Gritting her teeth so hard that she chipped them, she surged back to her feet and bludgeoned the miners nearest to her to the ground. She clapped her hands on either side of another’s head and crushed his skull. Spraying blood filled the air and covered her face, until the red liquid was running down her facial channels and into her mouth. It tasted good and only increased her hunger.

‘Use your torches!’ Darus cried. ‘Go for her all at once! Now!’

She swept them aside and trod heavily on those unfortunate enough to lose their footing.

Yells and screams echoed and boomed through the mine as if some gigantic beast had been uncovered and the entire place was collapsing.
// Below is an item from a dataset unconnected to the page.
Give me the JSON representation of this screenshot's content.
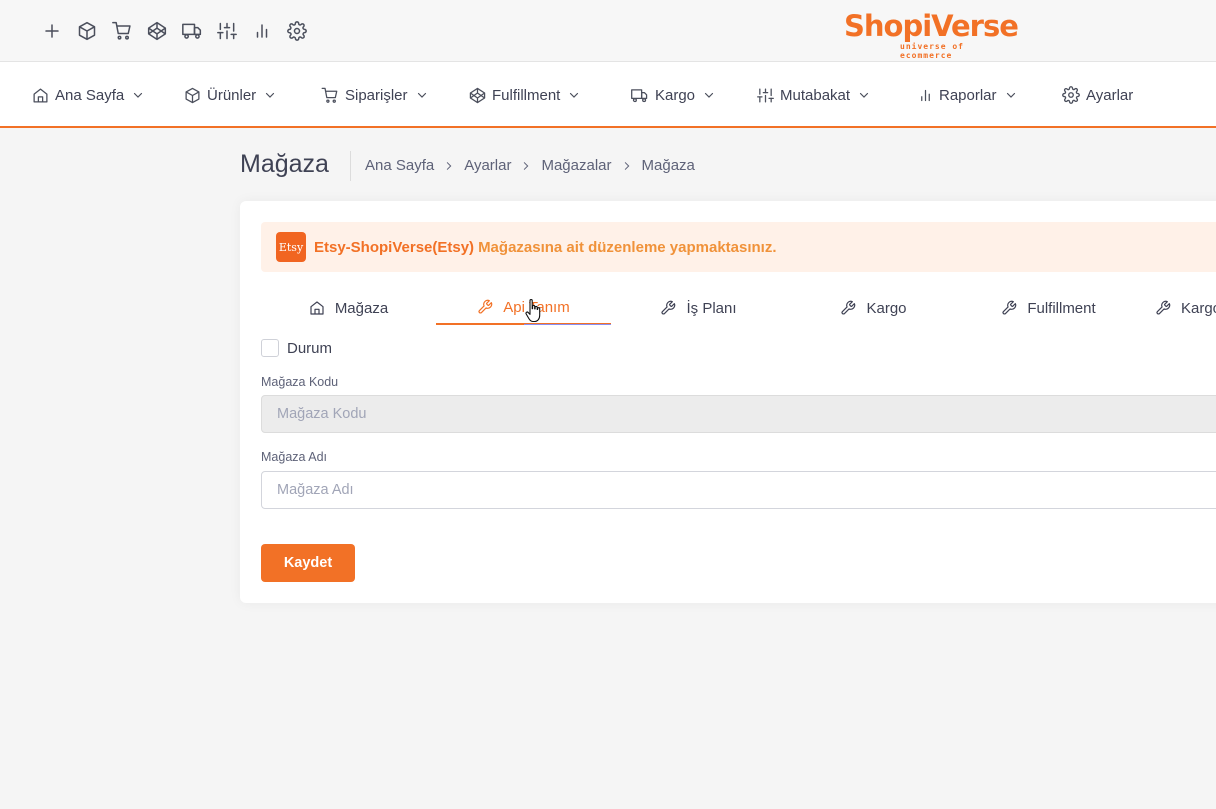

People began to run, and Freda went after them.

She lumbered down tunnels, through the home chamber and then made for the steep incline up which only the sun-metal and Darus were ever allowed. Her lungs were burning painfully now but she did not slow. She hurled herself forward, not caring that chunks of thick skin were torn away on outcroppings or where the walls of the passage narrowed.

‘What in the name of the Overlords is amiss down there?’ called a deep voice from up ahead. ‘Answer me.’

Freda growled and burst up through the opening. A large bearded ogre of a man reared back from her and raised his spear shod with glowing sun-metal to the ready position.
‘What, have the Underlords driven this horror out from among them? What have you done with Gang-leader Darus, fiend?’

Then he lunged forward powerfully with his weapon and impaled her through the shoulder. Her skin was no defence against the terrible burning metal and she bellowed in agony and fear. The passage of the sun-metal blade left energy trails in the air that scored across her vision. Thick black blood bubbled out of her wound and sizzled as it met the spear. Acrid smoke billowed around her and she found it hard to breathe.

The Overseer yanked his weapon free and prepared to plunge it back into her, but she cringed away and fell back into the rock for refuge. She moved through the thickness as quickly as she could and pushed upwards.

She soon began to slow, as exhaustion, blood loss and shock overtook her, but she did not stop climbing. Ever higher. Her head swam, but she dared not stop for fear she would lose her sense of up and down. She had visions of becoming disorientated and ending up back at the lowest levels of the mine, perhaps even plummeting into the bottomless pit and a hell of eternal punishment.
The rock began to change, to become softer, and she realised she must be coming close to the top of the mine and whatever lay beyond. There were strange wriggling things in the soft mulch that replaced the rock, but they seemed harmless. Surely these small things were not the Overlords, were they? What were they then? They burrowed, tunnelled and scurried, but largely ignored her and refused to answer any of the questions she asked.

There was more water here, and the mulch clogged her ears, nose and eyes. She didn’t like it, and it took everything she had not to start thrashing around in panic. She kicked violently and propelled herself further upwards, where it was drier again. At least the wet mulch had soothed her troublesome wound somewhat. Now, there was almost as much air as mulch making up the thickness.
And then she broke through into the largest and brightest cavern she’d ever seen. She glimpsed a large shining disc of sun-metal somewhere far away and high up but was otherwise blinded, even when her eyes were shut as tightly as possible. She felt like she was falling upwards as she left the thickness. She did not understand anything she heard or smelt and her skin felt like it was constantly shifting around independently of the rest of her because it was never the same temperature all over.

She had entered the most terrible place of the Overlords, a place that was a hell of constant warring. So there was hell below and a hell above. She was tempted to return to the limbo of the rock between the two hells, but Mistress Widders had said the tireless miners of the Overlords would eventually find her there. She had promised Norfred she would suffer this upper hell to find his son, so suffer it she would. She now knew that the fear, sadness, pain and ugly words never stopped and were the nature of existence for creatures such as she. Why else would she be allowed such strength and such a thick skin?